Google‘s self-driving car may be cute, but the Mountain View-based giant is dead serious about it. Following the introduction of the bug-eyed two-seater in May 2014, Google announced it’s now ready to let a fleet of 25 self-driving cars loose on the roads of Silicon Valley.
“Loose” may be an overstatement though, as the cars won’t be fully autonomous – as required by California regulations, a human will be in the driver’s seat at all times, ready to take over should the complex software driving the car found itself in difficulty. The cars will be equipped with steering wheels and pedals, controls that Google hopes to make obsolete within a few years.
Google’s cars have reportedly drove themselves over 1.7 million miles since 2009, but not without incidents. Google revealed earlier this week that its vehicles were involved in 11 minor accidents so far. That sounds very little, but the rate is actually higher than the national average of 0.3 incidents per 100,000 miles. However, Google claims the higher incident rate is because the national average is grossly under-reported. Most of the 11 accidents were caused by other cars, according to the company.
Beginning this summer, 25 self-driving prototypes will crisscross Mountain View and the surrounding areas at a top speed of 25 mph.

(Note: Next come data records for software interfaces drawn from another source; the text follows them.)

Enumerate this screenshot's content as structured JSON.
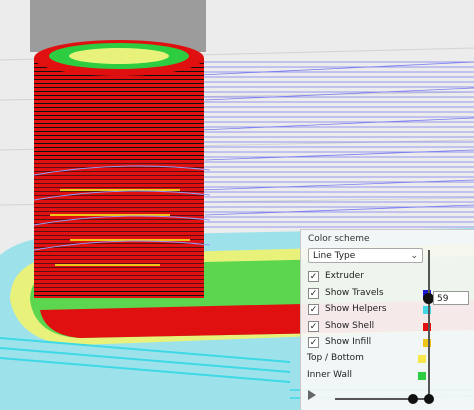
{
  "view_panel": {
    "color_scheme_label": "Color scheme",
    "color_scheme_value": "Line Type",
    "options": [
      {
        "label": "Extruder",
        "checked": true
      },
      {
        "label": "Show Travels",
        "checked": true,
        "color": "#1a1ad6"
      },
      {
        "label": "Show Helpers",
        "checked": true,
        "color": "#3ed8e6"
      },
      {
        "label": "Show Shell",
        "checked": true,
        "color": "#e01010"
      },
      {
        "label": "Show Infill",
        "checked": true,
        "color": "#f0c419"
      }
    ],
    "legend": [
      {
        "label": "Top / Bottom",
        "color": "#f7e84a"
      },
      {
        "label": "Inner Wall",
        "color": "#2ecc40"
      }
    ],
    "layer_value": "59"
  },
  "colors": {
    "background": "#e9e9ea",
    "tower_gray": "#9c9c9c",
    "shell_red": "#e01010",
    "infill_yellow": "#f0c419",
    "travel_blue": "#6060ee",
    "helper_cyan": "#3ed8e6",
    "inner_green": "#2ecc40"
  },
  "icons": {
    "checkbox": "check-icon",
    "dropdown": "chevron-down-icon",
    "play": "play-icon"
  }
}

Google will launch a website for the community to report feedback on the trial and offer regular updates on its findings.
Google says its software has already mastered driving under normal conditions, and it gets smarter all the time. The software powering Google’s cutesy prototypes is actually the same as the one running a fleet of Toyota and Lexus factory models that Google has been using for several years now. The information collected by each vehicle is fed into the entire fleet, meaning that Google is amassing huge amounts of info every day. However, Google still needs to prepare for all the unexpected conditions that could appear on the road, and this almost infinite potential for edge cases is what’s going to make or break the project.
As for when commercial self-driving vehicles will hit the road on their own, project lead Chris Urmson said that it’s close to five years. Unfortunately, Google said the same thing in 2012. But who said it’s easy to create a self-driving car?